Exploring MERIT Hydro : Global Hydrogeography Rasters in ProRaster

MERIT Hydro is a set of six global scale hydrogeography rasters prepared by the Global Hydrology Group at The University of Tokyo. The group is headed by Dai Yamazaki.

In this series of three videos, I show you how to acquire the data, and I describe how I processed it to convert the TIFF files to merged MRR files. I use ProRaster to render three of the rasters and demonstrate some more advanced features of ProRaster including opacity modulation. Finally, I use the rasters to examine the Hawkesbury-Nepean River system and the Northern Rivers region in NSW around Lismore to find explanations in the data for the floods that have occurred in those regions in 2022.

I download the Upstream Drainage Area, River Channel Width, and Height Above Nearest Drainage rasters. I use a Join raster processing operation to merge the 1150 TIFF files in each raster collection into a single MRR. In all cases, I use data conditioning to remove unwanted data. I employ either decimal precision restriction or storage as integers using translation and scaling to reduce the information content, improve compression, and produce smaller MRR rasters.

The hydrogeographic work is based on the MERIT DEM and other datasets. I have described how to obtain this MRR format raster here and compared the quality of this DEM to other global DEMS here.

I use ProRaster to visualise the three rasters.
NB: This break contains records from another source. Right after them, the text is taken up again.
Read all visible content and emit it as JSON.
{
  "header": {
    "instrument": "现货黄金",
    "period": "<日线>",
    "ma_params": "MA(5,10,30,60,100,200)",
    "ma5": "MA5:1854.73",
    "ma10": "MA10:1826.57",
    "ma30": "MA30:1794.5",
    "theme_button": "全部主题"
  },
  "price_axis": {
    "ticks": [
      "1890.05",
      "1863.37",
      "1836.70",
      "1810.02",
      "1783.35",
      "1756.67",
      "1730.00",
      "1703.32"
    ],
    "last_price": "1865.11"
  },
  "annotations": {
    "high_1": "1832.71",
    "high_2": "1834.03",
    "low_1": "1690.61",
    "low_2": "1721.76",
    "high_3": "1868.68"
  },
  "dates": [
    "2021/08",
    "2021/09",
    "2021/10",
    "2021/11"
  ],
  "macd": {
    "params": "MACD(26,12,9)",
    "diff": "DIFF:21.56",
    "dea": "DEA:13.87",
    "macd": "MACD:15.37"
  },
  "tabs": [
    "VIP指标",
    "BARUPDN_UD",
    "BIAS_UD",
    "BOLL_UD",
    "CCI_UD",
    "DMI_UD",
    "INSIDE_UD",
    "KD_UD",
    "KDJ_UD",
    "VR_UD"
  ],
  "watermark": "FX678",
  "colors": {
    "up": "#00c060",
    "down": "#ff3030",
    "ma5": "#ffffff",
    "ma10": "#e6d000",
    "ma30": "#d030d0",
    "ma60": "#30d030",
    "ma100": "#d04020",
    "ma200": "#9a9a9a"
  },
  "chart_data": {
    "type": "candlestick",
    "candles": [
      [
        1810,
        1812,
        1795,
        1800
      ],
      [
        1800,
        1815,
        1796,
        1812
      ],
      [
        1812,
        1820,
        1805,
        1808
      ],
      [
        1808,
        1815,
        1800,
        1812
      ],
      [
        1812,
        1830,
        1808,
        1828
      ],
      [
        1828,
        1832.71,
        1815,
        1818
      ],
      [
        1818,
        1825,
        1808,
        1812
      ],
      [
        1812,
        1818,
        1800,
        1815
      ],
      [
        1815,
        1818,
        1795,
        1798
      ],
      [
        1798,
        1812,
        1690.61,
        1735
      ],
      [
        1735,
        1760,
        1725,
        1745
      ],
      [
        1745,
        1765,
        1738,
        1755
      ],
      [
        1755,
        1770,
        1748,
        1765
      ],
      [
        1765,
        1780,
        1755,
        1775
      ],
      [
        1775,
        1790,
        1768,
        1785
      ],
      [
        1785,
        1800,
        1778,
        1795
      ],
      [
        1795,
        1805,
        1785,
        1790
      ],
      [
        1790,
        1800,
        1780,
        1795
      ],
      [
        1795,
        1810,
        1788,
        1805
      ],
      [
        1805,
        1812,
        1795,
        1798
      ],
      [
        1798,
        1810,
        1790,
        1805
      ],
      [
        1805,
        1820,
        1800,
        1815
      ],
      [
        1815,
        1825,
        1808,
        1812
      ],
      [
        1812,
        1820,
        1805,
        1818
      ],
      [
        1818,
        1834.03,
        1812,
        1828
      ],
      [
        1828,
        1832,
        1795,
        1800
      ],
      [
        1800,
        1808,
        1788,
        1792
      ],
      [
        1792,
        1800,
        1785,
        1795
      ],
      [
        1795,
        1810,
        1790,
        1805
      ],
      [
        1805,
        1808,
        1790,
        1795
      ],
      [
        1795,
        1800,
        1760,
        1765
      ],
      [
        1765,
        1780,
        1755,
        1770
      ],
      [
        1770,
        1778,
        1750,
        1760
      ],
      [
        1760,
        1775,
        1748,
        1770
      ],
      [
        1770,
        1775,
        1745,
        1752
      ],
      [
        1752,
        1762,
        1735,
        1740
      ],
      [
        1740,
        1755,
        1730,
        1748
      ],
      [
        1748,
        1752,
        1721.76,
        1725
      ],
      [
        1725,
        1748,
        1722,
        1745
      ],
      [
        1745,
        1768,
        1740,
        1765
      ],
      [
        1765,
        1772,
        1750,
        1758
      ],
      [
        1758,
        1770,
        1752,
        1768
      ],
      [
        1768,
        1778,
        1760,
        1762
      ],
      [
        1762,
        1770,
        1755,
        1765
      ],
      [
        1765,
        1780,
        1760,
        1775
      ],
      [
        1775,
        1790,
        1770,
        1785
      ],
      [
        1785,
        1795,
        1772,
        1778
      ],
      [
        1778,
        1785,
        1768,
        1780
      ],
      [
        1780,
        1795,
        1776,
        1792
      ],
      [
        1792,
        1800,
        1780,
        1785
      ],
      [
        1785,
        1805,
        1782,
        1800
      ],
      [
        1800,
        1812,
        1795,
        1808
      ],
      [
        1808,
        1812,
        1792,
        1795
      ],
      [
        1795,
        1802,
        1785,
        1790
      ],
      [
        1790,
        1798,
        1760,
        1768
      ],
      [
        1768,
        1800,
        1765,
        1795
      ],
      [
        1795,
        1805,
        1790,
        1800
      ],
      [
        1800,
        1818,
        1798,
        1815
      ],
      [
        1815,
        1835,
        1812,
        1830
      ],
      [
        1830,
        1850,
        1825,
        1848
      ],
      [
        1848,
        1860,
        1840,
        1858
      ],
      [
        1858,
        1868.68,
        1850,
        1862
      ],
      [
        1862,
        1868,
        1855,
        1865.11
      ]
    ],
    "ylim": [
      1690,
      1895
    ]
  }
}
In the second video, you can learn how to see raster histograms in ProRaster, when to use the Stable Equal Area transform, how to enable and set up opacity modulation, how to adjust hill-shading parameters, and more.

In the third video, I use ProRaster to take a closer look at the hydrogeography data in the Hawkesbury- Nepean River system and in the Northern Rivers region of NSW and the town of Lismore.

Rendering the Upstream Drainage Area, River Channel Width, and Height Above Nearest Drainage rasters in the context of imagery and terrain helps you to identify choke points in the rivers, quantify the catchment area, and map regions that are likely to be subject to riverine flooding.

The Global Hydrodynamics Lab can be visited here:

The MERIT Hydro datasets can be downloaded from here: